### Required work
Beginning with the first entry, print all the records exactly.

### Listed records
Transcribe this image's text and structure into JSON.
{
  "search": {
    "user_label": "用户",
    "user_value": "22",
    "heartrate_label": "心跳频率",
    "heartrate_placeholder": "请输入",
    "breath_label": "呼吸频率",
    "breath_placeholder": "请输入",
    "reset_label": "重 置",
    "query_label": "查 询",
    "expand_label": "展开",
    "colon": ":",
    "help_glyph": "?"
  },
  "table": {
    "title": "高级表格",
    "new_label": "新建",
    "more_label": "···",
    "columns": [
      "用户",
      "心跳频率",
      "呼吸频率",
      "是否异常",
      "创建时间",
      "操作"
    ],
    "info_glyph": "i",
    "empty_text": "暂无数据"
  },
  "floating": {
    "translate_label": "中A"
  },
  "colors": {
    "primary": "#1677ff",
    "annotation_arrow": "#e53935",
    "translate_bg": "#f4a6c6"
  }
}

### Final answer
Transcribe this image's text and structure into JSON.
{
  "search": {
    "user_label": "用户",
    "user_value": "22",
    "heartrate_label": "心跳频率",
    "heartrate_placeholder": "请输入",
    "breath_label": "呼吸频率",
    "breath_placeholder": "请输入",
    "reset_label": "重 置",
    "query_label": "查 询",
    "expand_label": "展开",
    "colon": ":",
    "help_glyph": "?"
  },
  "table": {
    "title": "高级表格",
    "new_label": "新建",
    "more_label": "···",
    "columns": [
      "用户",
      "心跳频率",
      "呼吸频率",
      "是否异常",
      "创建时间",
      "操作"
    ],
    "info_glyph": "i",
    "empty_text": "暂无数据"
  },
  "floating": {
    "translate_label": "中A"
  },
  "colors": {
    "primary": "#1677ff",
    "annotation_arrow": "#e53935",
    "translate_bg": "#f4a6c6"
  }
}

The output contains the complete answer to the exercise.